**TASK BRIEF:** Only lines holding the word "ставки" are needed; copy each of them from the material.

**THE DATA:**
++++++++++++++++++++
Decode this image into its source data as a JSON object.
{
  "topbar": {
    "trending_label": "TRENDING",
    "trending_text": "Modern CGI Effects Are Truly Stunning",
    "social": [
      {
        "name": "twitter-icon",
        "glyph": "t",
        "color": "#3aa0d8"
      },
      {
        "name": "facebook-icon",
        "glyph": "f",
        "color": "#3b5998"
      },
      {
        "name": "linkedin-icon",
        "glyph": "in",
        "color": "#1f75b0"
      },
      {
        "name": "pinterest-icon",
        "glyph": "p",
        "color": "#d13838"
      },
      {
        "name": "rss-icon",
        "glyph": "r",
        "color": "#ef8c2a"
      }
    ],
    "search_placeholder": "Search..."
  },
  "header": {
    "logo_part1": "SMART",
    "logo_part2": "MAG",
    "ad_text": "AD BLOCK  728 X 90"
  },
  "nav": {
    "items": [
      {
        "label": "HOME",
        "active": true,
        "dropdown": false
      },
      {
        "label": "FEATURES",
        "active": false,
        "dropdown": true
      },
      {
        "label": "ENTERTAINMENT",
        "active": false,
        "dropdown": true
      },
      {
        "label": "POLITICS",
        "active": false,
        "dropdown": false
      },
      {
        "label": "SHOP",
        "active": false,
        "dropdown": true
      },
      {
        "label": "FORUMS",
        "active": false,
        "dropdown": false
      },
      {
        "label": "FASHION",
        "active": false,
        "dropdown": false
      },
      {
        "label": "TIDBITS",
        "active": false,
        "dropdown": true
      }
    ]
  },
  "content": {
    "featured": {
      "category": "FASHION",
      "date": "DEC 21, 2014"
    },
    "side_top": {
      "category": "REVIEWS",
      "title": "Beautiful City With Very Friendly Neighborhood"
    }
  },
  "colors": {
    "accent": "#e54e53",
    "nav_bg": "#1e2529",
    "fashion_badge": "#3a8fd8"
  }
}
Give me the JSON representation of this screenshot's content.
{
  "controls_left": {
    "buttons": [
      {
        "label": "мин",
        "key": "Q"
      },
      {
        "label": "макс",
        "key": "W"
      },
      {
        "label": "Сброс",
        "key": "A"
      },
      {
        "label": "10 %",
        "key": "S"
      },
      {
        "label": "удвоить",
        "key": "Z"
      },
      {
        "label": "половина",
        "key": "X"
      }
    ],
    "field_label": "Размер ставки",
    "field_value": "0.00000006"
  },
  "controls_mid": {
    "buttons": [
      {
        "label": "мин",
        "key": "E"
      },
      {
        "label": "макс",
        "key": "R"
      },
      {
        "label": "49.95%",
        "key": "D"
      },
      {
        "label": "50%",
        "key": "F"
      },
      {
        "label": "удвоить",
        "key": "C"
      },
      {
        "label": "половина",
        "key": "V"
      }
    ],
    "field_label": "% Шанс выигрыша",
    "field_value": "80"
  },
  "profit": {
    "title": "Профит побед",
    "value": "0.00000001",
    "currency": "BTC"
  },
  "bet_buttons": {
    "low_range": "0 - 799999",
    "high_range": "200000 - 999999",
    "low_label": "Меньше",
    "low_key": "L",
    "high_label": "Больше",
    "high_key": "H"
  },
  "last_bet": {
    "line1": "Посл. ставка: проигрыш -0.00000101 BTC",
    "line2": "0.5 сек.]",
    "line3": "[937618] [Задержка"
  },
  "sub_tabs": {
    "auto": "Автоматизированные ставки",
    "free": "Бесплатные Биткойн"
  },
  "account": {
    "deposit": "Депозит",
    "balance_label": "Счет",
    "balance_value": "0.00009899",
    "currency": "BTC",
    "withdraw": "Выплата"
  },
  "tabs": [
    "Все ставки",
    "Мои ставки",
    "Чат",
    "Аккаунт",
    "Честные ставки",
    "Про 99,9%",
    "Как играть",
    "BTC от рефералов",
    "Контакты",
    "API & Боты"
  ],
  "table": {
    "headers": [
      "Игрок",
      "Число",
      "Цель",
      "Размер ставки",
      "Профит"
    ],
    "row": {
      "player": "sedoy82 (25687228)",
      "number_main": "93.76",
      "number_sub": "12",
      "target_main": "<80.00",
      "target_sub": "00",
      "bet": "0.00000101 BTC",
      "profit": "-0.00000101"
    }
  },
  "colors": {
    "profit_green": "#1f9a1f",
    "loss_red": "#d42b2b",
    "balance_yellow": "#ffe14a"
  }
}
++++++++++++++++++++
**REPLY TO THE EXERCISE:**
    "field_label": "Размер ставки",
    "auto": "Автоматизированные ставки",
    "Все ставки",
    "Мои ставки",
    "Честные ставки",
      "Размер ставки",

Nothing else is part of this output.